Lessons from the students at the Asian University for Women

AUW student photo.jpg

A couple of weeks ago I was invited to give a talk at the Asian University for Women's Career and Internship Fair. The university is based in Chittagong, Bangladesh - a busy port city in the country's south-east - so I flew from Bangkok to attend the Saturday event.

After meeting and talking with many of the university's students in the days leading up to the Career Fair and on the day itself, I was inspired by the stories these students told. Stories of courage, stories of hope and stories of acceptance. In my time at the university I think the students taught me far more than I could ever teach them! Now as the class of 2017 graduates, here are some lessons the students taught me:

A diverse community is a strong community

I spoke to students from Vietnam, Pakistan, Afghanistan, Sri Lanka, Myanmar, and Bangladesh. The easy sense of community these students had with each other, the way they bonded together and supported each other's learning, goals and dreams, truly inspired me. Together they learn and grow, respect each others differences and celebrate their similarities. Their strength is in their diversity.

Respect is key

A melting pot of ethnicities, religions and social norms, the residential university and it's students celebrate a vast number of cultural days, ceremonies and traditions. The students understand that respect is key to their community and they embrace diversity with open-mindedness and withholding judgements. This open, honest respect was refreshing to be amongst and made me hopeful that the rest of the world, where the news headlines are all too often dominated by injustice and hate, might eventually follow this example of peaceful respect.

Personal health is a #1 priority

As I sat with a group of students after my speech a question about time management came up. One student was struggling with how she managed her time, she was always late to class and she never felt like she had time to call her parents. So I began a conversation around priorities. Together we built a list. School work was number one, followed by family and calls home. Relaxation and time with friends came third before shopping and other recreational activities. Suddenly a student interrupted. "What about health?" she inquired. Where did that fall on the list? I looked to the rest of the group. It should be number one they agreed. Without strong physical and mental health, the students felt they couldn't complete anything on the rest of their list to the best of their abilities. This served as a great reminder for me. Often in our hectic lives, simple health and wellbeing gets put last as we try to juggle our busy lives. Health should definitely be #1 on all priority lists!

Practise what you preach

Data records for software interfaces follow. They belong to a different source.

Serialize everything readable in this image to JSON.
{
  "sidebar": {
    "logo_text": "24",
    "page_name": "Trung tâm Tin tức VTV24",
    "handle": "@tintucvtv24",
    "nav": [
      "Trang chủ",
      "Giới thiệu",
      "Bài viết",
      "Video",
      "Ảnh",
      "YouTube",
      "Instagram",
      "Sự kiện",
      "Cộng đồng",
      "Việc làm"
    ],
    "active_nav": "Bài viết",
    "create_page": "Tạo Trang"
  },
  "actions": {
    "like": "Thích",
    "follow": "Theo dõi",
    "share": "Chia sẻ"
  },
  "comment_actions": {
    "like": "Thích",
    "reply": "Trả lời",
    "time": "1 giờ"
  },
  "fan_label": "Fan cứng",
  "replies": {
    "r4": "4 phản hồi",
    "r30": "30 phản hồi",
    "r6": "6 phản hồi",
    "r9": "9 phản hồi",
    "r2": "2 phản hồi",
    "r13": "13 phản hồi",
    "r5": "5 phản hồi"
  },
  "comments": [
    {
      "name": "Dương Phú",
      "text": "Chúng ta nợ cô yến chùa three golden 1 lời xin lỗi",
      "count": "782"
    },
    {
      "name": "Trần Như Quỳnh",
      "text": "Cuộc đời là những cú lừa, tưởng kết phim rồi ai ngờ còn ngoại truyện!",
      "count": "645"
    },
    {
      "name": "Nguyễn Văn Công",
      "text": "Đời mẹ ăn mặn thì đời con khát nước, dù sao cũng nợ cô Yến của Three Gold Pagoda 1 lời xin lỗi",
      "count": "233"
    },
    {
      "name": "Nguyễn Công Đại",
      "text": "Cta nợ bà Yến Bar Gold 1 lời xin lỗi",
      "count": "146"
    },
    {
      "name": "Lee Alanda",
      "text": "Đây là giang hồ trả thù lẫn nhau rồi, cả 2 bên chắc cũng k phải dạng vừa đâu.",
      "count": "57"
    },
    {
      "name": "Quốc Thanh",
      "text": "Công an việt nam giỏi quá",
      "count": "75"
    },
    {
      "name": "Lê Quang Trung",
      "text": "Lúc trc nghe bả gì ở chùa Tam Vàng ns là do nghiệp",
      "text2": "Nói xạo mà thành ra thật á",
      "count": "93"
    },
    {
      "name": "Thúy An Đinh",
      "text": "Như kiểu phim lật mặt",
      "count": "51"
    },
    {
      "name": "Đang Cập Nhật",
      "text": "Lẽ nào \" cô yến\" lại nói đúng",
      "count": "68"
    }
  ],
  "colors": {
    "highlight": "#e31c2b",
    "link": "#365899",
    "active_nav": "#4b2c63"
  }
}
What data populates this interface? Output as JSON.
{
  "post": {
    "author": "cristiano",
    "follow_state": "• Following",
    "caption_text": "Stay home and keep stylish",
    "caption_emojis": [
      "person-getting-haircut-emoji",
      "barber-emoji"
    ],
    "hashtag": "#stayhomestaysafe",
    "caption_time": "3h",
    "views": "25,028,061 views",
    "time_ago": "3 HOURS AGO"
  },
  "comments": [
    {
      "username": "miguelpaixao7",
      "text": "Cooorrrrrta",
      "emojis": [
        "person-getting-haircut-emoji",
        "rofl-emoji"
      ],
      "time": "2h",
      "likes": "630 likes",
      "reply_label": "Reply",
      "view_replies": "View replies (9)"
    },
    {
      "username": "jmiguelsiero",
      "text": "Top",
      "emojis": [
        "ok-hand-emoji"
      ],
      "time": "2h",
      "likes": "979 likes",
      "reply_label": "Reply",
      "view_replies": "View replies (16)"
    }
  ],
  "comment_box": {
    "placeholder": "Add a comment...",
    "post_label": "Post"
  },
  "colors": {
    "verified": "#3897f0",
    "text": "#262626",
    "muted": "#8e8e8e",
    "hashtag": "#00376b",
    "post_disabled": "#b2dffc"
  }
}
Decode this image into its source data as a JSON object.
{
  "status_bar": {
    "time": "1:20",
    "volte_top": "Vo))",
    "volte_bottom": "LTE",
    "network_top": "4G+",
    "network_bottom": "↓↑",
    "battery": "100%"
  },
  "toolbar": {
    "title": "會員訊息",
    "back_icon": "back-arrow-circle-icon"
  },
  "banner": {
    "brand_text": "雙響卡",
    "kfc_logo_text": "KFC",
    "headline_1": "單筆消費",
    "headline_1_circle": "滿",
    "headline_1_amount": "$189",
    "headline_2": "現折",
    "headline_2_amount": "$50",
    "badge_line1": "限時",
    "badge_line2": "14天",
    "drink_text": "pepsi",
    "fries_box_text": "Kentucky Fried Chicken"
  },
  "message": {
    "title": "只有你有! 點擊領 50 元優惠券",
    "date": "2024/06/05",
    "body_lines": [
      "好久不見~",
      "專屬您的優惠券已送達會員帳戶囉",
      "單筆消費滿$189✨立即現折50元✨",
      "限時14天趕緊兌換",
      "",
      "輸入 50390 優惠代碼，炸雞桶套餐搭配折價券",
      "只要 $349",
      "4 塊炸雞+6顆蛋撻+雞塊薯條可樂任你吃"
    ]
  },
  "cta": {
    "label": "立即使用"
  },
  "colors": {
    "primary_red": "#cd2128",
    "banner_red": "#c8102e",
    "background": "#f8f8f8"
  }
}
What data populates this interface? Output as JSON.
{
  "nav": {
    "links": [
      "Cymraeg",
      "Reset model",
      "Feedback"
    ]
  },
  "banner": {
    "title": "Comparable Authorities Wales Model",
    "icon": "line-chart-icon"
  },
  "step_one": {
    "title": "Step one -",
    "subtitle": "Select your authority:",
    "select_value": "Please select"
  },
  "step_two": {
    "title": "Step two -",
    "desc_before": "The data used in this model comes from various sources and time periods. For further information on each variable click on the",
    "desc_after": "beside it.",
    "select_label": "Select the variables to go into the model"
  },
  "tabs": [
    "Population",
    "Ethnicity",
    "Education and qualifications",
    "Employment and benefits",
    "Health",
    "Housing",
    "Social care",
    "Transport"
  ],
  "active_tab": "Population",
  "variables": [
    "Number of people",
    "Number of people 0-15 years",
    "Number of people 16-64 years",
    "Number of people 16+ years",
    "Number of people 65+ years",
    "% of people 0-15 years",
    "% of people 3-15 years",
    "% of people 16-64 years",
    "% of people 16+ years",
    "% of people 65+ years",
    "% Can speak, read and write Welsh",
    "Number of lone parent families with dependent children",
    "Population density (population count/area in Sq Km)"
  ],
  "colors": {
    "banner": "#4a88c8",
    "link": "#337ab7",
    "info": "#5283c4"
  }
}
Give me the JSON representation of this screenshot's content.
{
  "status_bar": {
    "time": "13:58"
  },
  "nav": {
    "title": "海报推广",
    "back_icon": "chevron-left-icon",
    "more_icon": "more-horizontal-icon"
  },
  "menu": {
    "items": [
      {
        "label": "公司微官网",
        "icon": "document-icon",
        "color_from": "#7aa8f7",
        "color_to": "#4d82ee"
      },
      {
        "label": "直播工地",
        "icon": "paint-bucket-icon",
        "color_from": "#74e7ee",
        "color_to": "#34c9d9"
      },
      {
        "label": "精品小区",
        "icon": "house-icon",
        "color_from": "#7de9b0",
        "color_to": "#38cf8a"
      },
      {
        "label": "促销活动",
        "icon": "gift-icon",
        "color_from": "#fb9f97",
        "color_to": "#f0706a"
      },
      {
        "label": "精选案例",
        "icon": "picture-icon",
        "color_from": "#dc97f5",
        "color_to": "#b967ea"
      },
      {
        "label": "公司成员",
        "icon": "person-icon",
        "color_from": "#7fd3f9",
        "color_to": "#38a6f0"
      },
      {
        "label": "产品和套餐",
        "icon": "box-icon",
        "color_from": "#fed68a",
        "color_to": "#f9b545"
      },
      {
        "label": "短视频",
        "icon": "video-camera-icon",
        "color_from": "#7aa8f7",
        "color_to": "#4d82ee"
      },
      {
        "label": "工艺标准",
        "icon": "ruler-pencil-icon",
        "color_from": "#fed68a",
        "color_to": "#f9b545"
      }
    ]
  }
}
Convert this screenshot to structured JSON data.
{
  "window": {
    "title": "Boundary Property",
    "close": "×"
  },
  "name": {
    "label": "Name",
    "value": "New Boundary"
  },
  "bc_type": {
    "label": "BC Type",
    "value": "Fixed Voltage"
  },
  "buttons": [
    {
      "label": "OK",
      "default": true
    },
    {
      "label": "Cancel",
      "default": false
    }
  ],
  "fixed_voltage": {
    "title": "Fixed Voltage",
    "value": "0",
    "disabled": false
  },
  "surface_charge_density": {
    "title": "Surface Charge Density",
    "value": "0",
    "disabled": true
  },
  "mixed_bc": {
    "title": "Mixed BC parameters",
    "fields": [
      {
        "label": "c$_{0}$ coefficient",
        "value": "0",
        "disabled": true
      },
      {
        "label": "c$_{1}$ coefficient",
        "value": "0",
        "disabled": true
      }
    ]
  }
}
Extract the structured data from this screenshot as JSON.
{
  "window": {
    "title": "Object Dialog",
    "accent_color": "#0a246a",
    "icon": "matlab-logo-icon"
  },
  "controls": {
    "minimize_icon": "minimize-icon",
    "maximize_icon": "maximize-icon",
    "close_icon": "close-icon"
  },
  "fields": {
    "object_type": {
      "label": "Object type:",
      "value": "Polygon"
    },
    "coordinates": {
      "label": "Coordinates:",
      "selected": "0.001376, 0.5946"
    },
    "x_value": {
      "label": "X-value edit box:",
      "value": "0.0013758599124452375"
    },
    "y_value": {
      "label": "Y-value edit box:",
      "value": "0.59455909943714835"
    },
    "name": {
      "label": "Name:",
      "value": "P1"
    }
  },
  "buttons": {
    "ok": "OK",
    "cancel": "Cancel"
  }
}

Right at the beginning of my talk I asked the students a question - what do you want to be when you grow up? There was a little fidgeting, a few nervous laughs before I went on to tell the audience how when I was young I hated that question and the label it tried to put on me. I confessed to the students that not having an answer to that question made me feel directionless, anxious and under pressure. As I went on to tell the students how the old paradigms of work, career and professions are shifting and no longer is a career path a straight upward trajectory, I realised that I also needed to remind myself. I needed to practice what I was preaching, give myself a pat on the back and acknowledge the diverse skill sets that I have as a professional.

We are all teachers

As the group of students sat in a circle discussing time management, it reminded me of something that I knew to be true but which I had forgotten until now. Simply, that we are all teachers in one way or another. Each of us has different perspectives, wisdom and knowledge to impart. These students were all teaching each other and it's the job of educators to help create an environment in which that can happen.


This article was originally posted on LinkedIn. Click here to see original post.

Nicola Jones-Crossley